Criminal Penalties for a Petit Theft Conviction in Florida
In Florida, petit theft is defined as the theft or use of property worth less than $300 with the intent to deprive the property’s rightful owner of the benefits of owning or using the property.
As with other theft offenses, petit theft is charged according to the value of the items allegedly stolen. Details about an individual case, such as whether the defendant caused additional property damage to the victim in the transmission of the theft offense and whether he or she has previous theft convictions on his or her record can impact the consequences he or she faces for a conviction.
First Degree vs. Second Degree Petit Theft
Petit theft can be charged as a first or second degree misdemeanor, depending on the value of the property that was allegedly stolen. If the property was worth between $100 and $299, the defendant is charged with first degree petit theft. If the property was worth less than $100, he or she faces a second degree misdemeanor charge.
An individual convicted of first degree petit theft can be sentenced to the following:
- Up to one year in jail; and
- A fine of up to $1,000.
For a second degree misdemeanor conviction, possible penalties are as follows:
- Up to 60 days in jail; and
- A fine of up to $500.
The court may also suspend an individual’s driver’s license as punishment for a petit theft conviction. When an individual has previous theft conviction on his or her record, he or she can expect a driver’s license suspension. A convicted defendant may also be held liable for the victim’s damages, which means he or she may be required to pay the victim back for the cost of their damages or have to pay for the victim’s lawyer and court fees.
Defending Against a Petit Theft Charge
One of the keys to a petit theft conviction is proving not just that the defendant committed the act, but that he or she intended to commit the act of theft. If the court cannot do this, it cannot convict the defendant.

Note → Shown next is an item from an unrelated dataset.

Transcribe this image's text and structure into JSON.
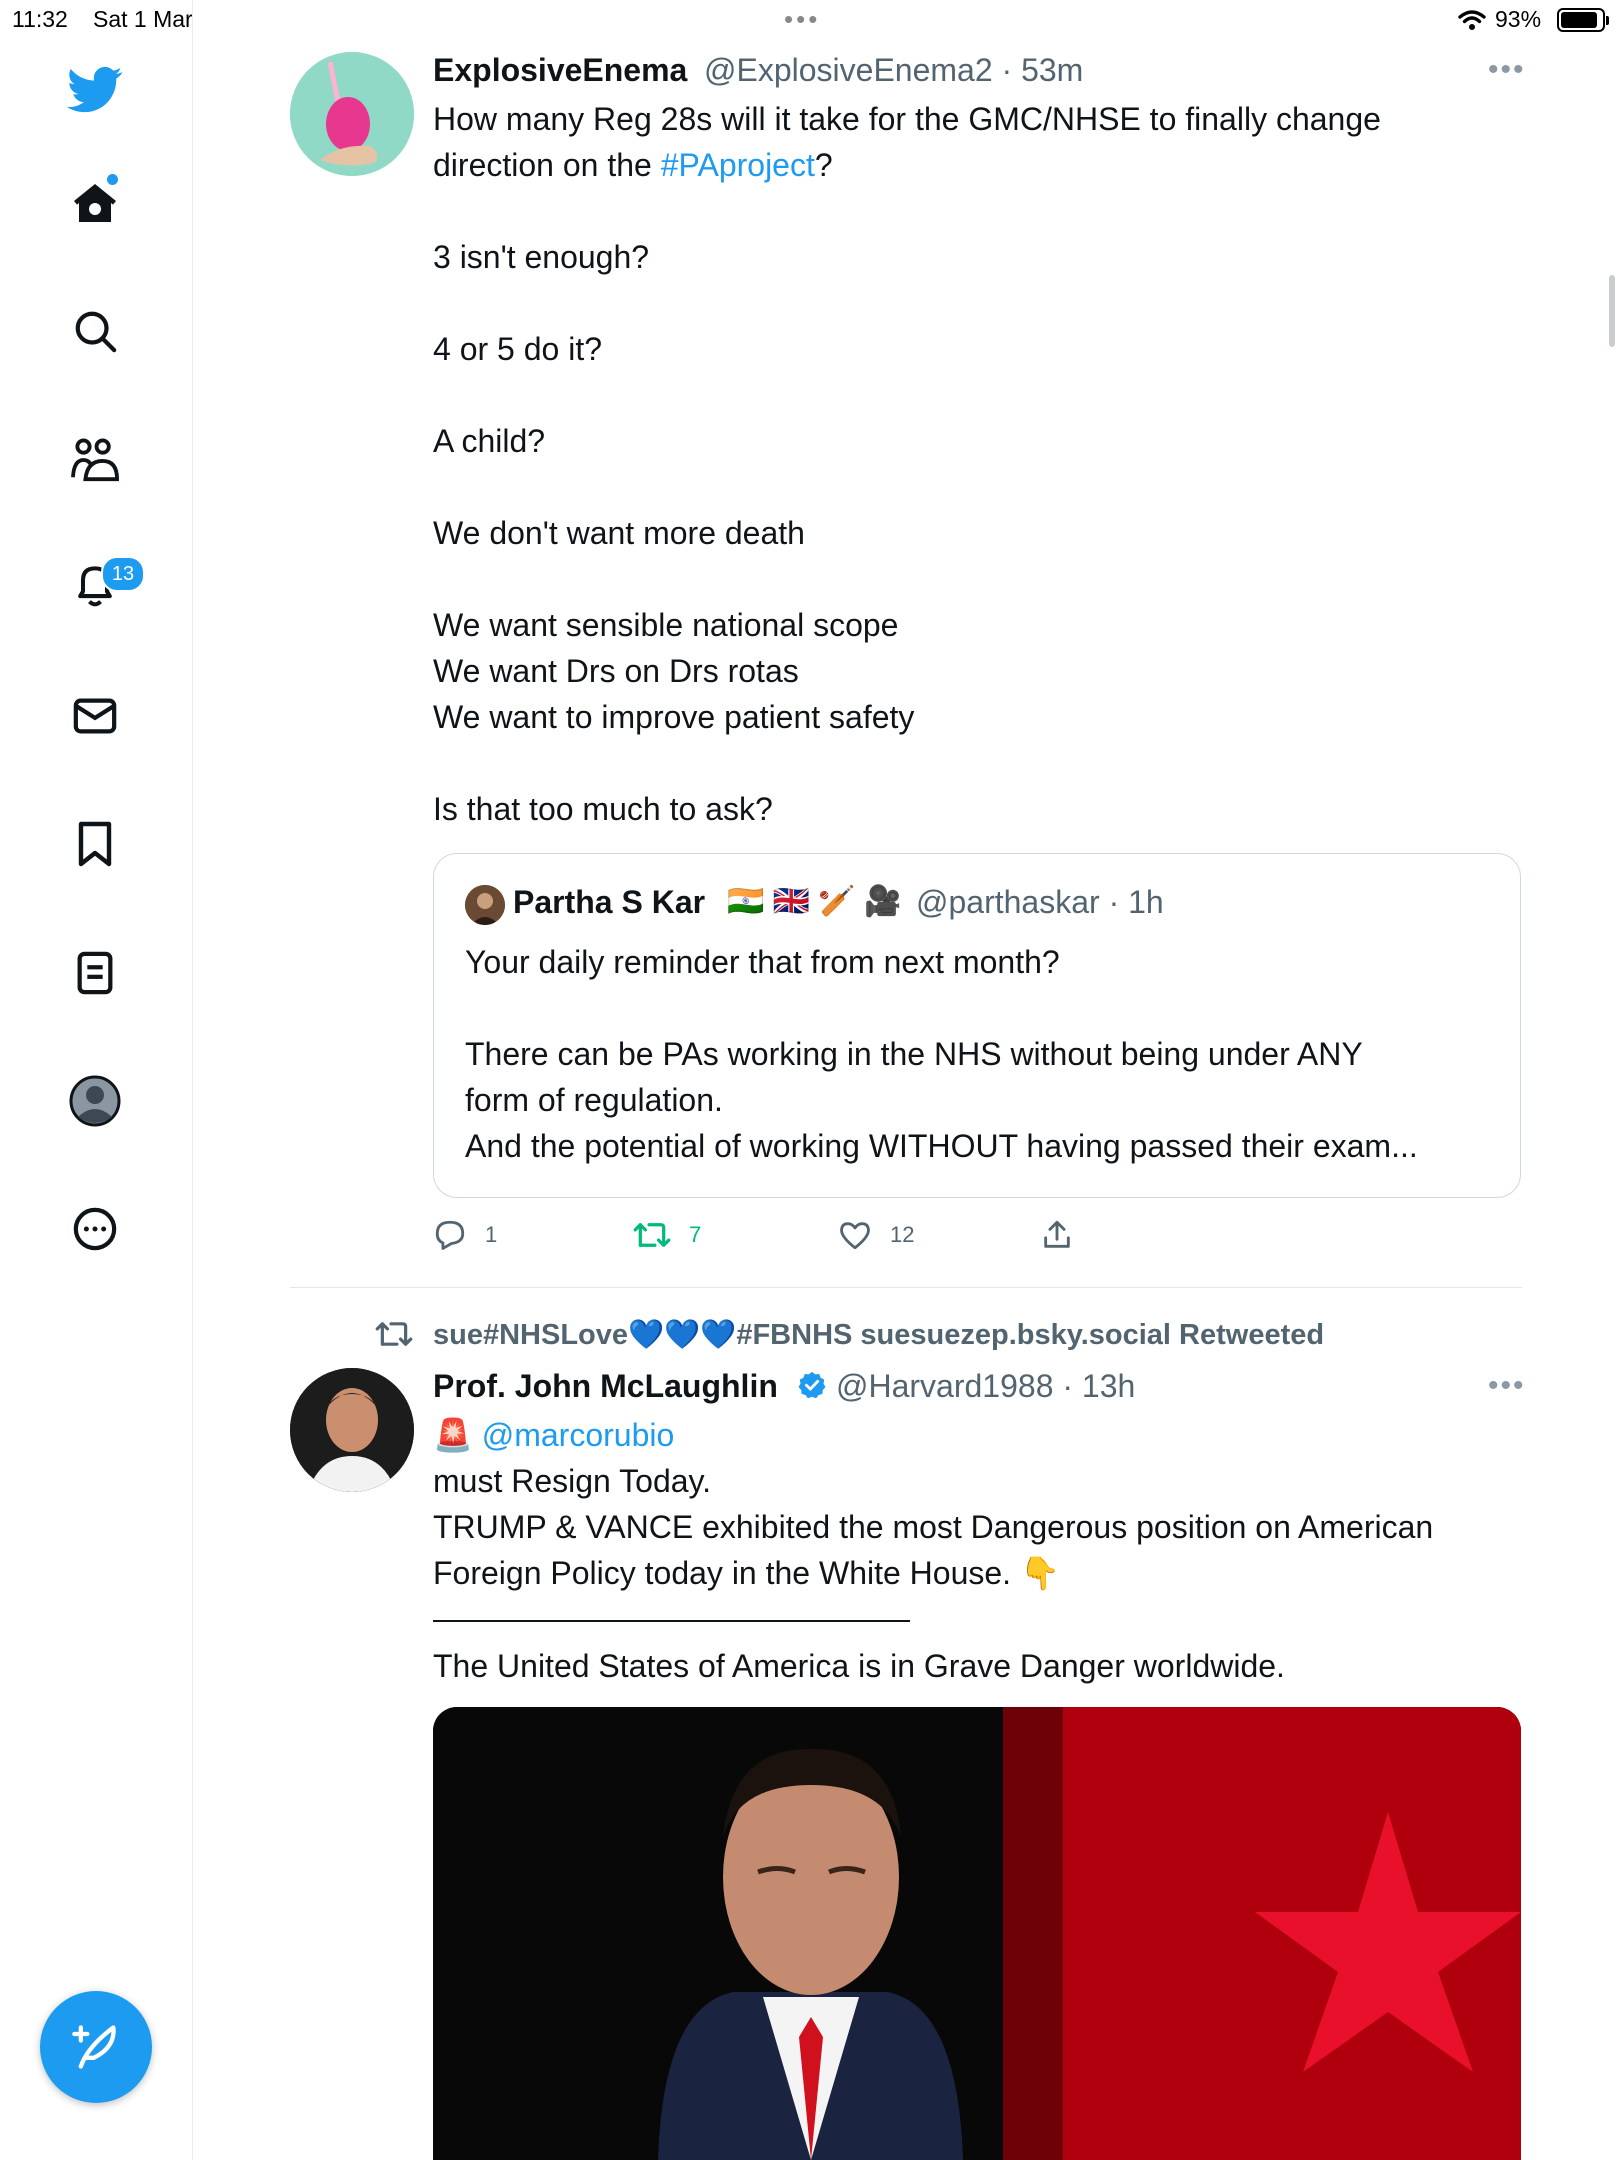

An individual’s defense strategy might involve showing that he or she did not intend to take the victim’s property. This could be because he or she was intoxicated against his or her own will or because he or she reasonably believed he or she had the right to the stolen property.

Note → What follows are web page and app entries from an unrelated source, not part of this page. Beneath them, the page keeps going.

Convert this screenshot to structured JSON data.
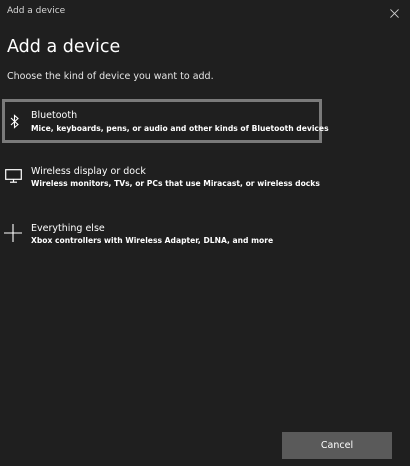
{
  "window": {
    "title": "Add a device"
  },
  "page": {
    "heading": "Add a device",
    "subtitle": "Choose the kind of device you want to add."
  },
  "options": [
    {
      "title": "Bluetooth",
      "description": "Mice, keyboards, pens, or audio and other kinds of Bluetooth devices",
      "icon": "bluetooth-icon",
      "selected": true
    },
    {
      "title": "Wireless display or dock",
      "description": "Wireless monitors, TVs, or PCs that use Miracast, or wireless docks",
      "icon": "monitor-icon",
      "selected": false
    },
    {
      "title": "Everything else",
      "description": "Xbox controllers with Wireless Adapter, DLNA, and more",
      "icon": "plus-icon",
      "selected": false
    }
  ],
  "footer": {
    "cancel_label": "Cancel"
  },
  "colors": {
    "background": "#1f1f1f",
    "selection_border": "#7a7a7a",
    "button": "#5a5a5a"
  }
}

Work with an Experienced Miami Criminal Defense Lawyer
If you have been charged with petit theft or any other theft offense, start working with an experienced criminal defense lawyer now to develop an effective defense strategy for your case. The right defense strategy could mean the difference between you having to pay a large fine and spend time in jail and your charge being lowered or dismissed, allowing you to walk free with a clear name. To get started with the Miami defense lawyers at Ratzan & Faccidomo, LLC, contact our office to schedule your free case evaluation.